Work item — Without any of their pictures, return all of the records exactly.

Input for this task —
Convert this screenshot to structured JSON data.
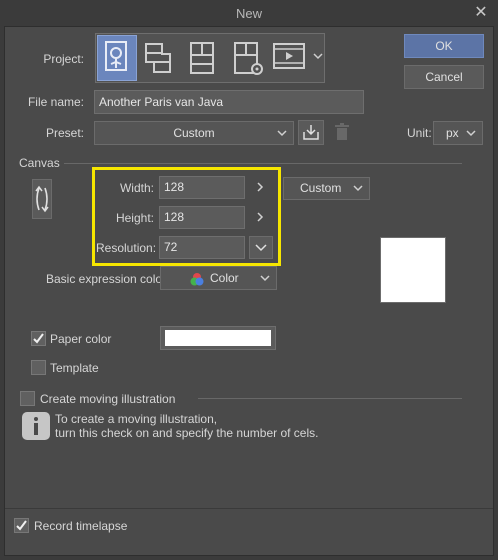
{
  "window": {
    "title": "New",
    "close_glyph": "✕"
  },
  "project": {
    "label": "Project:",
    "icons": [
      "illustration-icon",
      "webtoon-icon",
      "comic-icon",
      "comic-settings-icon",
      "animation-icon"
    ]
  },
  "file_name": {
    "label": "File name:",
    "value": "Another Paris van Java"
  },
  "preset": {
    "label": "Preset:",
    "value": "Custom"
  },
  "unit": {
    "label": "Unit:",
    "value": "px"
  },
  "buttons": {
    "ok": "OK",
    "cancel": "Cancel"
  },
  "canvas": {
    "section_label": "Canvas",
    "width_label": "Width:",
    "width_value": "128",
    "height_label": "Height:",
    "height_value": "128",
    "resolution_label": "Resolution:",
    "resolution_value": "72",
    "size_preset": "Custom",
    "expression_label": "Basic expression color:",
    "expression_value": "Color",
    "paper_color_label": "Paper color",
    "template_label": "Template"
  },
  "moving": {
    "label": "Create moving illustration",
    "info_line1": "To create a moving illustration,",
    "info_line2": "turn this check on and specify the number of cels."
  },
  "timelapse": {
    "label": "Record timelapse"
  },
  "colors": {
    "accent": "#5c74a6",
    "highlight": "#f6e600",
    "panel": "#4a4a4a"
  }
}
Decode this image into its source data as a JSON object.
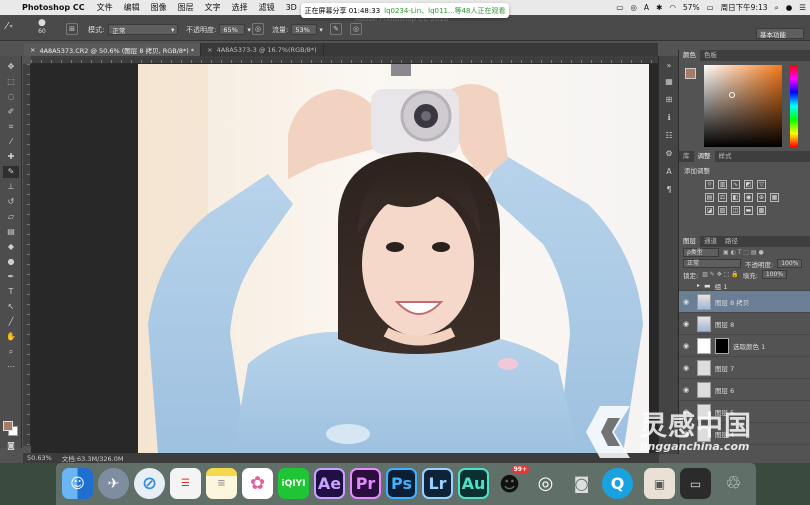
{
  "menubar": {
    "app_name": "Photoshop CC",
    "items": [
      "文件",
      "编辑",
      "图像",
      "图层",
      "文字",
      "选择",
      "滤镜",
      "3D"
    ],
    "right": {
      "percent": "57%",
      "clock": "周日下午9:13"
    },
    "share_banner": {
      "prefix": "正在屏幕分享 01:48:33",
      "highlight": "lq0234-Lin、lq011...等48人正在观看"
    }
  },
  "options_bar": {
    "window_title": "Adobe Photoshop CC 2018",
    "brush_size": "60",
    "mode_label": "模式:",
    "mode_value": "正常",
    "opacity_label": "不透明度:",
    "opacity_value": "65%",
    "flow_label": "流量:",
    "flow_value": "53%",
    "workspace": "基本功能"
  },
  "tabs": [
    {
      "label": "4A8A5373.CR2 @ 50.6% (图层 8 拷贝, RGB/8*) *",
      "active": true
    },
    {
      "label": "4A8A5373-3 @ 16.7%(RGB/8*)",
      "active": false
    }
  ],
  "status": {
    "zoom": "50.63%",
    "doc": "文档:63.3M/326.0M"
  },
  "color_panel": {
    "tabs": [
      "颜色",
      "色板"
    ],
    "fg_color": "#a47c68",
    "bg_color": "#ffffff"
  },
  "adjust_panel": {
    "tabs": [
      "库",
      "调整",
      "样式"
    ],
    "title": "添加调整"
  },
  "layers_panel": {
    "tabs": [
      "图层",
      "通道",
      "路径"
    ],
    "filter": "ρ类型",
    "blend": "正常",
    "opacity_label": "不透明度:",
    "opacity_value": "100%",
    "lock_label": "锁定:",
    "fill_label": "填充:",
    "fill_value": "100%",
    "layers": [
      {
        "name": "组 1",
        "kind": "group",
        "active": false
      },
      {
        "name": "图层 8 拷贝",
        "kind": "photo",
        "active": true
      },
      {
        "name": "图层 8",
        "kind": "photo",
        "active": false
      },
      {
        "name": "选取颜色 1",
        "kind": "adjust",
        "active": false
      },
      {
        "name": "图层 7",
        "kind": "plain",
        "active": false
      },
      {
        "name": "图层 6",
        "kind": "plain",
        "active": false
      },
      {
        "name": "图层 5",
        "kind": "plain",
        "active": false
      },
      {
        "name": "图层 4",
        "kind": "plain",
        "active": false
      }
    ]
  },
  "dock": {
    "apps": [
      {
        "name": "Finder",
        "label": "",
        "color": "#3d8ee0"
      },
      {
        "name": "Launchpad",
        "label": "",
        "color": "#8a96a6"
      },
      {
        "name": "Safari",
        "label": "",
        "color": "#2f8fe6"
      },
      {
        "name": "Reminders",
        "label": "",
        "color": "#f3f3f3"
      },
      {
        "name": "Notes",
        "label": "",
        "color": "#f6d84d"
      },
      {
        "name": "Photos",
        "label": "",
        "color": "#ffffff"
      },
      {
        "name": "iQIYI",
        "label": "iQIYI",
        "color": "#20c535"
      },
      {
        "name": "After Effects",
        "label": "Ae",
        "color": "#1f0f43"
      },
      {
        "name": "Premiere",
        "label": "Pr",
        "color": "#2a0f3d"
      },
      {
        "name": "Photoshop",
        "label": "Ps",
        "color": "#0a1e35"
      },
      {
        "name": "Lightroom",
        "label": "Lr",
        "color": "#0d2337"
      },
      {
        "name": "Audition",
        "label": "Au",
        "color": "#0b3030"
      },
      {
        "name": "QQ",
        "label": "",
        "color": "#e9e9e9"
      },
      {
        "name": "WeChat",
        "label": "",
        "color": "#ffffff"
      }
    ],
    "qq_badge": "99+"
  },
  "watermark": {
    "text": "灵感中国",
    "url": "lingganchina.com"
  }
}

Response below —
Convert this screenshot to structured JSON data.
{
  "window": {
    "title": "New",
    "close_glyph": "✕"
  },
  "project": {
    "label": "Project:",
    "icons": [
      "illustration-icon",
      "webtoon-icon",
      "comic-icon",
      "comic-settings-icon",
      "animation-icon"
    ]
  },
  "file_name": {
    "label": "File name:",
    "value": "Another Paris van Java"
  },
  "preset": {
    "label": "Preset:",
    "value": "Custom"
  },
  "unit": {
    "label": "Unit:",
    "value": "px"
  },
  "buttons": {
    "ok": "OK",
    "cancel": "Cancel"
  },
  "canvas": {
    "section_label": "Canvas",
    "width_label": "Width:",
    "width_value": "128",
    "height_label": "Height:",
    "height_value": "128",
    "resolution_label": "Resolution:",
    "resolution_value": "72",
    "size_preset": "Custom",
    "expression_label": "Basic expression color:",
    "expression_value": "Color",
    "paper_color_label": "Paper color",
    "template_label": "Template"
  },
  "moving": {
    "label": "Create moving illustration",
    "info_line1": "To create a moving illustration,",
    "info_line2": "turn this check on and specify the number of cels."
  },
  "timelapse": {
    "label": "Record timelapse"
  },
  "colors": {
    "accent": "#5c74a6",
    "highlight": "#f6e600",
    "panel": "#4a4a4a"
  }
}
Decode this image into its source data as a JSON object.
{
  "menubar": {
    "app_name": "Photoshop CC",
    "items": [
      "文件",
      "编辑",
      "图像",
      "图层",
      "文字",
      "选择",
      "滤镜",
      "3D"
    ],
    "right": {
      "percent": "57%",
      "clock": "周日下午9:13"
    },
    "share_banner": {
      "prefix": "正在屏幕分享 01:48:33",
      "highlight": "lq0234-Lin、lq011...等48人正在观看"
    }
  },
  "options_bar": {
    "window_title": "Adobe Photoshop CC 2018",
    "brush_size": "60",
    "mode_label": "模式:",
    "mode_value": "正常",
    "opacity_label": "不透明度:",
    "opacity_value": "65%",
    "flow_label": "流量:",
    "flow_value": "53%",
    "workspace": "基本功能"
  },
  "tabs": [
    {
      "label": "4A8A5373.CR2 @ 50.6% (图层 8 拷贝, RGB/8*) *",
      "active": true
    },
    {
      "label": "4A8A5373-3 @ 16.7%(RGB/8*)",
      "active": false
    }
  ],
  "status": {
    "zoom": "50.63%",
    "doc": "文档:63.3M/326.0M"
  },
  "color_panel": {
    "tabs": [
      "颜色",
      "色板"
    ],
    "fg_color": "#a47c68",
    "bg_color": "#ffffff"
  },
  "adjust_panel": {
    "tabs": [
      "库",
      "调整",
      "样式"
    ],
    "title": "添加调整"
  },
  "layers_panel": {
    "tabs": [
      "图层",
      "通道",
      "路径"
    ],
    "filter": "ρ类型",
    "blend": "正常",
    "opacity_label": "不透明度:",
    "opacity_value": "100%",
    "lock_label": "锁定:",
    "fill_label": "填充:",
    "fill_value": "100%",
    "layers": [
      {
        "name": "组 1",
        "kind": "group",
        "active": false
      },
      {
        "name": "图层 8 拷贝",
        "kind": "photo",
        "active": true
      },
      {
        "name": "图层 8",
        "kind": "photo",
        "active": false
      },
      {
        "name": "选取颜色 1",
        "kind": "adjust",
        "active": false
      },
      {
        "name": "图层 7",
        "kind": "plain",
        "active": false
      },
      {
        "name": "图层 6",
        "kind": "plain",
        "active": false
      },
      {
        "name": "图层 5",
        "kind": "plain",
        "active": false
      },
      {
        "name": "图层 4",
        "kind": "plain",
        "active": false
      }
    ]
  },
  "dock": {
    "apps": [
      {
        "name": "Finder",
        "label": "",
        "color": "#3d8ee0"
      },
      {
        "name": "Launchpad",
        "label": "",
        "color": "#8a96a6"
      },
      {
        "name": "Safari",
        "label": "",
        "color": "#2f8fe6"
      },
      {
        "name": "Reminders",
        "label": "",
        "color": "#f3f3f3"
      },
      {
        "name": "Notes",
        "label": "",
        "color": "#f6d84d"
      },
      {
        "name": "Photos",
        "label": "",
        "color": "#ffffff"
      },
      {
        "name": "iQIYI",
        "label": "iQIYI",
        "color": "#20c535"
      },
      {
        "name": "After Effects",
        "label": "Ae",
        "color": "#1f0f43"
      },
      {
        "name": "Premiere",
        "label": "Pr",
        "color": "#2a0f3d"
      },
      {
        "name": "Photoshop",
        "label": "Ps",
        "color": "#0a1e35"
      },
      {
        "name": "Lightroom",
        "label": "Lr",
        "color": "#0d2337"
      },
      {
        "name": "Audition",
        "label": "Au",
        "color": "#0b3030"
      },
      {
        "name": "QQ",
        "label": "",
        "color": "#e9e9e9"
      },
      {
        "name": "WeChat",
        "label": "",
        "color": "#ffffff"
      }
    ],
    "qq_badge": "99+"
  },
  "watermark": {
    "text": "灵感中国",
    "url": "lingganchina.com"
  }
}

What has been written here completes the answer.